Roman Ingarden (1893-1970). This Pole was one of the most prominent philosophers of the last century. He was a student of Hans-Georges Gadamer. Ingarden in Lviv survived the fascist occupation, continuing to work on his main work, "The Dispute about the Existence of the World." In this two-volume book, the philosopher talks about art. Aesthetics, ontology and epistemology became the basis of the philosopher's activity. Ingarden laid the foundations for a realistic phenomenology that is still relevant today. The philosopher also studied literature, cinema, the theory of knowledge. Ingarden translated philosophical works, including Kant's, into Polish, and taught a lot at universities.
Jean-Paul Sartre (1905-1980). This philosopher is very popular and loved in France. This is the brightest representative of atheistic existentialism. His positions were close to Marxism. At the same time, Sartre was also a writer, playwright, essayist and teacher. The concept of freedom lies at the heart of the work of philosophers. Sartre believed that it is an absolute concept, a person is simply condemned to be free. We ourselves must shape ourselves, being responsible for our actions. Sartre said: "Man is the future of man." The surrounding world has no sense, it is the person who changes it with his activity. The work of the philosopher "Being and Nothing" has become the most real Bible for young intellectuals. Sartre refused to accept the Nobel Prize for Literature, because he did not want to question his independence. The philosopher in his political activity has always defended the rights of a disadvantaged and humiliated person. When Sartre died, 50 thousand people gathered to accompany him on his last journey. Contemporaries believe that no other Frenchman gave the world as much as this philosopher.

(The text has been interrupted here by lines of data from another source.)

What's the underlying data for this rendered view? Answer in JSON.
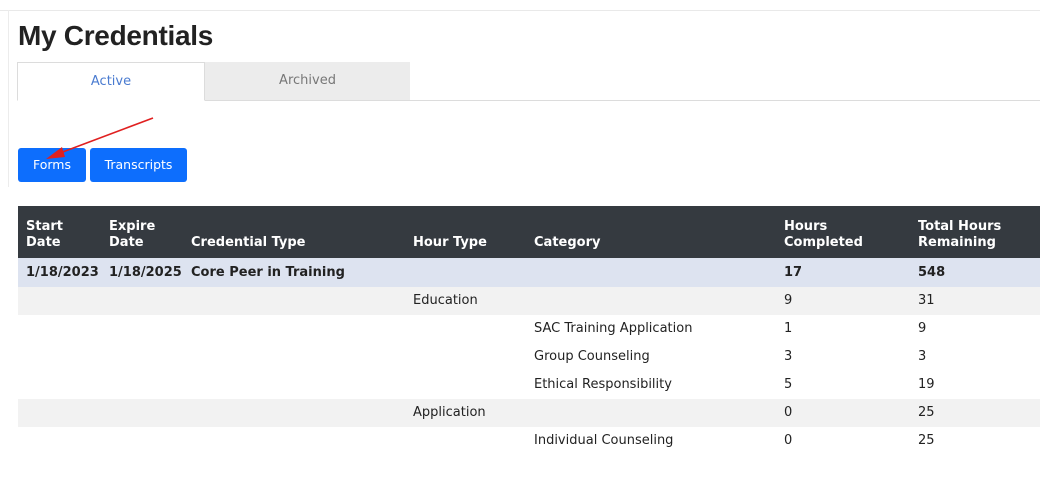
{
  "page": {
    "title": "My Credentials"
  },
  "tabs": [
    {
      "label": "Active",
      "active": true
    },
    {
      "label": "Archived",
      "active": false
    }
  ],
  "actions": {
    "forms_label": "Forms",
    "transcripts_label": "Transcripts"
  },
  "colors": {
    "button": "#0d6efd",
    "table_header": "#353a40",
    "credential_row": "#dde3f0",
    "annotation_arrow": "#e02020"
  },
  "table": {
    "headers": {
      "start_date": "Start Date",
      "expire_line1": "Expire",
      "expire_line2": "Date",
      "credential_type": "Credential Type",
      "hour_type": "Hour Type",
      "category": "Category",
      "completed_line1": "Hours",
      "completed_line2": "Completed",
      "remaining_line1": "Total Hours",
      "remaining_line2": "Remaining"
    },
    "rows": [
      {
        "start": "1/18/2023",
        "expire": "1/18/2025",
        "type": "Core Peer in Training",
        "hour_type": "",
        "category": "",
        "completed": "17",
        "remaining": "548"
      },
      {
        "start": "",
        "expire": "",
        "type": "",
        "hour_type": "Education",
        "category": "",
        "completed": "9",
        "remaining": "31"
      },
      {
        "start": "",
        "expire": "",
        "type": "",
        "hour_type": "",
        "category": "SAC Training Application",
        "completed": "1",
        "remaining": "9"
      },
      {
        "start": "",
        "expire": "",
        "type": "",
        "hour_type": "",
        "category": "Group Counseling",
        "completed": "3",
        "remaining": "3"
      },
      {
        "start": "",
        "expire": "",
        "type": "",
        "hour_type": "",
        "category": "Ethical Responsibility",
        "completed": "5",
        "remaining": "19"
      },
      {
        "start": "",
        "expire": "",
        "type": "",
        "hour_type": "Application",
        "category": "",
        "completed": "0",
        "remaining": "25"
      },
      {
        "start": "",
        "expire": "",
        "type": "",
        "hour_type": "",
        "category": "Individual Counseling",
        "completed": "0",
        "remaining": "25"
      }
    ]
  }
}
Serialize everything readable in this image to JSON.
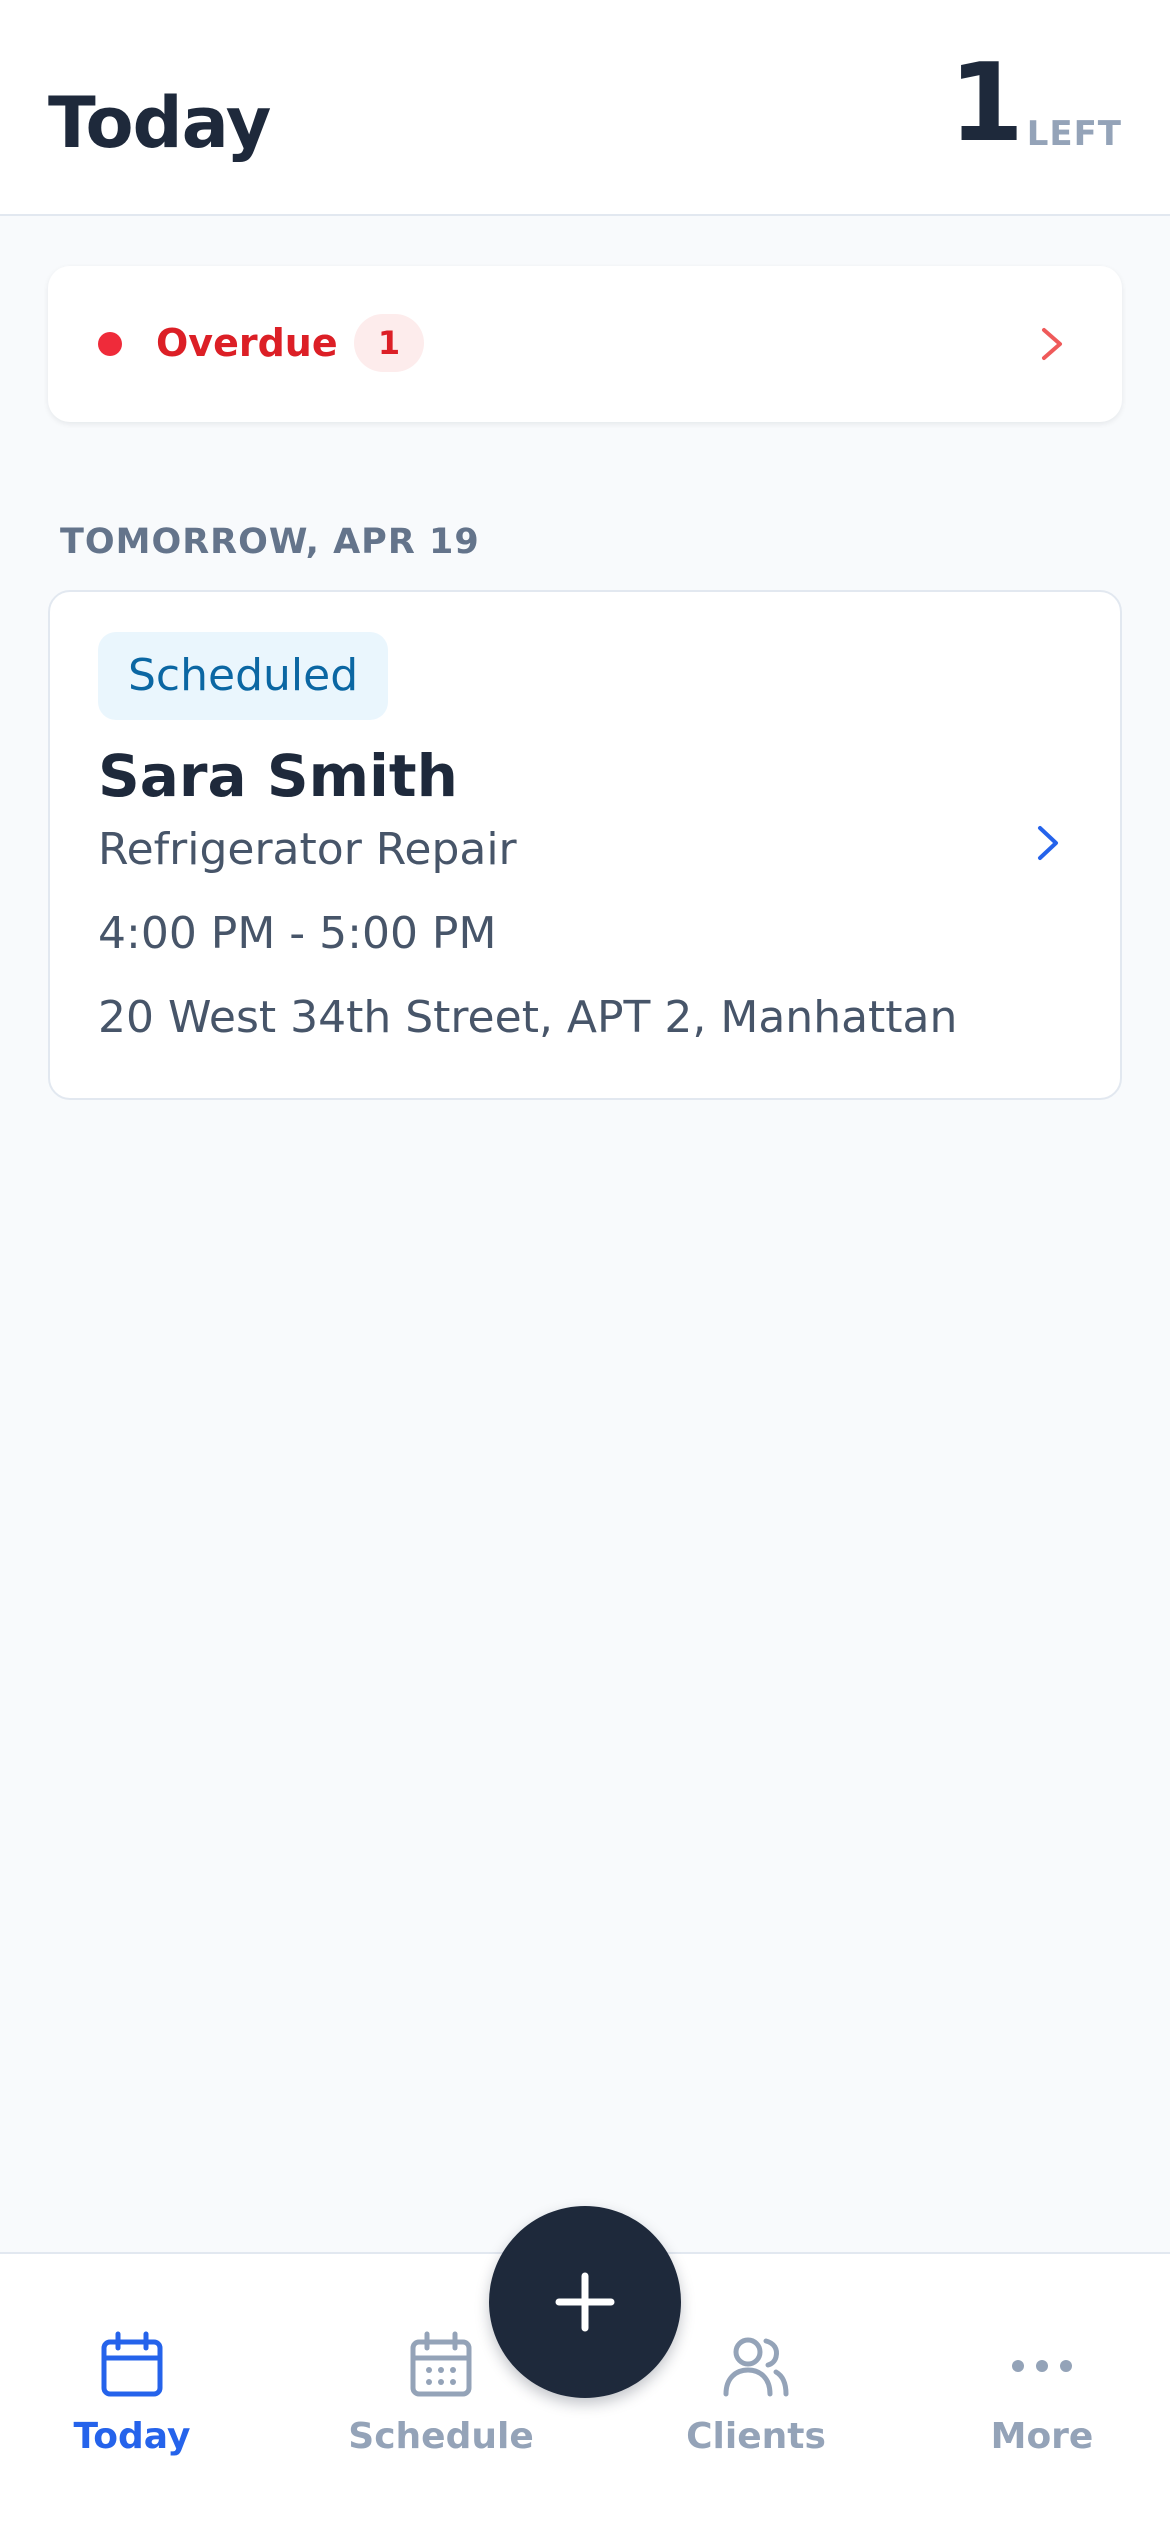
{
  "header": {
    "title": "Today",
    "remaining_count": "1",
    "remaining_label": "LEFT"
  },
  "overdue": {
    "label": "Overdue",
    "count": "1"
  },
  "section": {
    "label": "TOMORROW, APR 19"
  },
  "appointment": {
    "status": "Scheduled",
    "client_name": "Sara Smith",
    "service": "Refrigerator Repair",
    "time": "4:00 PM - 5:00 PM",
    "address": "20 West 34th Street, APT 2, Manhattan"
  },
  "nav": {
    "today": "Today",
    "schedule": "Schedule",
    "clients": "Clients",
    "more": "More"
  },
  "colors": {
    "accent": "#2563eb",
    "overdue": "#dc1f26",
    "scheduled_bg": "#eaf6fd",
    "scheduled_text": "#0b67a3",
    "fab": "#1e293b"
  },
  "icons": {
    "overdue_chevron": "chevron-right-icon",
    "appointment_chevron": "chevron-right-icon",
    "nav_today": "calendar-icon",
    "nav_schedule": "calendar-grid-icon",
    "nav_clients": "users-icon",
    "nav_more": "more-dots-icon",
    "fab": "plus-icon"
  }
}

Maurice Merleau-Ponty (1908-1961). This French philosopher at one time was a like-minded person of Sartre, being an adherent of existentialism and phenomenology. But then he moved away from communist views. The main ideas of Merleau-Ponty outlined in his work "Humanism and Terror". Researchers believe that it has features akin to fascist ideology. In the collection of his works, the author harshly criticizes the supporters of Marxism. The philosopher's worldview was influenced by Kant, Hegel, Nietzsche and Freud, he himself was fond of the ideas of Gestalt psychology. Building on the work of his predecessors and working on the unknown works of Edmund Husserl, Merleau-Ponty was able to create his own phenomenology of the body. This teaching says that the body is neither a pure being nor a natural thing. This is just a turning point between culture and nature, between self and alien. The body in his understanding is an integral "I", which is the subject of thinking, speech and freedom. The original philosophy of this Frenchman made him rethink traditional philosophical themes in a new way. It is no coincidence that he is considered one of the main thinkers of the twentieth century.